Actually so many new discoveries and innovations have come during the year that it is hard to decide what to mention. There is room here for just a few. The most dramatic must be our first close-up view of Pluto. The things still being revealed to us by the New Horizons spacecraft show a world unlike anything we could have expected. Then there is our first really close look at a comet. The Rosetta spacecraft actually arrived at its target comet in November, 2014, but the discoveries have been steadily flowing out during this year. However, the most astounding thing that has been growing over the last few years, but burgeoned even more quickly in 2015 has been something more subtle: something marking what we could call the maturing of astronomy as a science.

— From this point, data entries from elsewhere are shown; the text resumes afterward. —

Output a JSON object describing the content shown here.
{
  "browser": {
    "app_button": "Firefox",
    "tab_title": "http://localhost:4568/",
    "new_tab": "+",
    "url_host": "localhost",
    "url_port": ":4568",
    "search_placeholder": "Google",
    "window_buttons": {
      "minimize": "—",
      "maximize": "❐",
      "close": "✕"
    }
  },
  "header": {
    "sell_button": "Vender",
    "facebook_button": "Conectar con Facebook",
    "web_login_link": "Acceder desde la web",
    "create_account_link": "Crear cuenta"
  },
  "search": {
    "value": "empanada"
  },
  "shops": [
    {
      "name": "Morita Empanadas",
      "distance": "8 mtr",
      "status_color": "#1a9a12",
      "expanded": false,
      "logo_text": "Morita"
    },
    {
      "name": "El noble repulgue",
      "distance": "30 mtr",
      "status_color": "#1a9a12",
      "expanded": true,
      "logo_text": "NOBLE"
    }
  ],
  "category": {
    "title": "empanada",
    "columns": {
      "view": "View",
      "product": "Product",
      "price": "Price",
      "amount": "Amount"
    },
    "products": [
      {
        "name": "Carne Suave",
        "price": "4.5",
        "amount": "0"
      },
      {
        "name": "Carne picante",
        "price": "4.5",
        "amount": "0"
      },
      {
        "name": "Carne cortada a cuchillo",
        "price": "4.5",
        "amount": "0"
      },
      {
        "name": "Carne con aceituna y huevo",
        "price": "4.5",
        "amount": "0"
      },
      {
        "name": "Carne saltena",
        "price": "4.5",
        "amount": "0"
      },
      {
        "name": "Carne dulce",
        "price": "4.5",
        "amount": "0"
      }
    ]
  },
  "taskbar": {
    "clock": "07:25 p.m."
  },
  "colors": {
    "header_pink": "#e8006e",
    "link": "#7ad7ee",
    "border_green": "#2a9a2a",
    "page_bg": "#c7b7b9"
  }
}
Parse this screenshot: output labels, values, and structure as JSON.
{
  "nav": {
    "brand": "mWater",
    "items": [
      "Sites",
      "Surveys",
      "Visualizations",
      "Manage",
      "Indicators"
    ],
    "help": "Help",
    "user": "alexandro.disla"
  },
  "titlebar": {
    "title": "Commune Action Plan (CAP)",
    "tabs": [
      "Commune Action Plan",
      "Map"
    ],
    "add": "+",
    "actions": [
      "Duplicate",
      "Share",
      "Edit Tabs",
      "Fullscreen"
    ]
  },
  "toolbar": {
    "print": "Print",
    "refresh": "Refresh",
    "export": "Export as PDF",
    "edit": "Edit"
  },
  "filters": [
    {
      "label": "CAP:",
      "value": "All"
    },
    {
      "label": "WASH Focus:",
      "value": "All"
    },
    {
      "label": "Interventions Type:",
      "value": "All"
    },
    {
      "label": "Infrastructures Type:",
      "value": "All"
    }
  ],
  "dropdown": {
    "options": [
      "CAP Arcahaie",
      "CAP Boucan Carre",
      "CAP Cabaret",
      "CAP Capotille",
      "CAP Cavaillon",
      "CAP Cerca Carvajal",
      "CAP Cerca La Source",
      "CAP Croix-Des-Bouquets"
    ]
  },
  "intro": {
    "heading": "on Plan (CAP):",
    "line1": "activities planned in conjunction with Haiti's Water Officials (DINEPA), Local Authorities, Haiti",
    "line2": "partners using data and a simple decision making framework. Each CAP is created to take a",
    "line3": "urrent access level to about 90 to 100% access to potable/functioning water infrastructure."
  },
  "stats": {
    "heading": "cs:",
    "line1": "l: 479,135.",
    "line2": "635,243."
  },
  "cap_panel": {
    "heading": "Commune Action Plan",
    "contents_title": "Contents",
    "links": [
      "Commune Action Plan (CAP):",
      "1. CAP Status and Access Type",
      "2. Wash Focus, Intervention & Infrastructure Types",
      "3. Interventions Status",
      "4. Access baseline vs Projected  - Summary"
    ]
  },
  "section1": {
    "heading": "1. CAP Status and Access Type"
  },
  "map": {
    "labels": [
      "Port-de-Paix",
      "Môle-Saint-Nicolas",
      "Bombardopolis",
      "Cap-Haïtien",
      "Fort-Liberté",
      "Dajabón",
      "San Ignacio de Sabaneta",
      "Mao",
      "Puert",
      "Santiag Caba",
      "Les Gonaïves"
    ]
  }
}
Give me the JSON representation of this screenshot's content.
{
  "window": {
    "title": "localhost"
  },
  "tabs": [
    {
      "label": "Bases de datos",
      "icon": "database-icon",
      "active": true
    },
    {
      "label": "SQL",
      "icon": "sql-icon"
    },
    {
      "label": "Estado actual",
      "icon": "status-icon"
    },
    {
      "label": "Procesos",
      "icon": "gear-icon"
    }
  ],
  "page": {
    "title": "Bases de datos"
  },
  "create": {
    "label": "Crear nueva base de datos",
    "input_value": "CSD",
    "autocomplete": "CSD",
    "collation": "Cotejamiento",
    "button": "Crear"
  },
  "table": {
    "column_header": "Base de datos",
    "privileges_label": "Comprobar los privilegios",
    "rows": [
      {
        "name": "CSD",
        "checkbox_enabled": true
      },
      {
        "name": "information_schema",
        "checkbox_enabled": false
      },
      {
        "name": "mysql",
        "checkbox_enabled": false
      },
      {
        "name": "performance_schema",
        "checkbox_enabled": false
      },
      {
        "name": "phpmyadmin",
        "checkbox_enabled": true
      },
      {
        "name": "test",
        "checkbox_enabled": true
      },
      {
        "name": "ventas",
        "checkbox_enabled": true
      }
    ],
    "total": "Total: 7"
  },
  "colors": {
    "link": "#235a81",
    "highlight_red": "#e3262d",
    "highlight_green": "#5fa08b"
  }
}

Unlike other sciences, astronomy has for most of its history been restricted to looking at things from afar, and in many ways still is. However, thanks to increasingly sensitive instruments and improved means of processing data, we are now starting to see the cosmos in similar detail to how we see our own world. We are increasingly able to duplicate many cosmic processes in the laboratory or with particle accelerators. Radio telescopes can show us the composition of the dark dust and gas clouds in space and the chemical reactions taking place in them. Sciences which were originally focussed exclusively on the Earth, such as meteorology, climatology, geology, and even oceanography and biology are now being applied to other planets and their satellites. In addition, we now know that most stars have planets and some of those planets are similar to ours. Some scientists have suggested that since there must be many Earth-like planets out there, yet our skies are not filled with the spaceships of alien visitors, we are probably alone in the universe. The rest of us question that conclusion. It does not sound reasonable to assume the rest of the universe is lifeless, and just there for astronomers to study.
Although not exactly a Christmas present, one of the most exciting things to happen here at our observatory over the last year is the construction of the biggest single-antenna radio telescope in Canada and possibly in the world. It consists of four huge metal trough antennas lying on the ground and facing upwards. It is the main part of a project called CHIME — the Canadian Hydrogen Intensity Mapping Experiment. This project is a partnership between Canadian universities and the National Research Council and is intended to map the beginnings of structure in the early universe. Our ability to put CHIME here, along with radio experiments from other organizations, and of course operate our own radio telescopes is due to our electronically quiet site. Almost all manmade signals, including the interference we as a civilization seem to like making, are immensely stronger than the cosmic radio emissions we study. The fact that we have so far managed to maintain this quiet environment in a world of Wi-Fi, smart phones and all sorts of new electronic devices is due to hard work at the observatory and support by local municipalities and Government Regulators, and of course our understanding neighbours. They constitute the hundreds or thousands of Santas who have given us the best Christmas present of the lot ñ our ability to study the universe from our location in the Okanagan.
At 8:48 p.m. PST on Dec. 21 the Sun reached the most southerly point in its yearly travels — the winter solstice. In the predawn southeastern sky we have four planets: Venus, shining like a searchlight, with Saturn below, fainter and hard to see in the glow. Above Venus is Mars, also faint. Further up, more or less in line with the other planets, lies Jupiter, also very bright. The Moon will reach Last Quarter on the 2nd.
Ken Tapping is an astronomer with the National Research Council’s Dominion Radio Astrophysical Observatory, Penticton.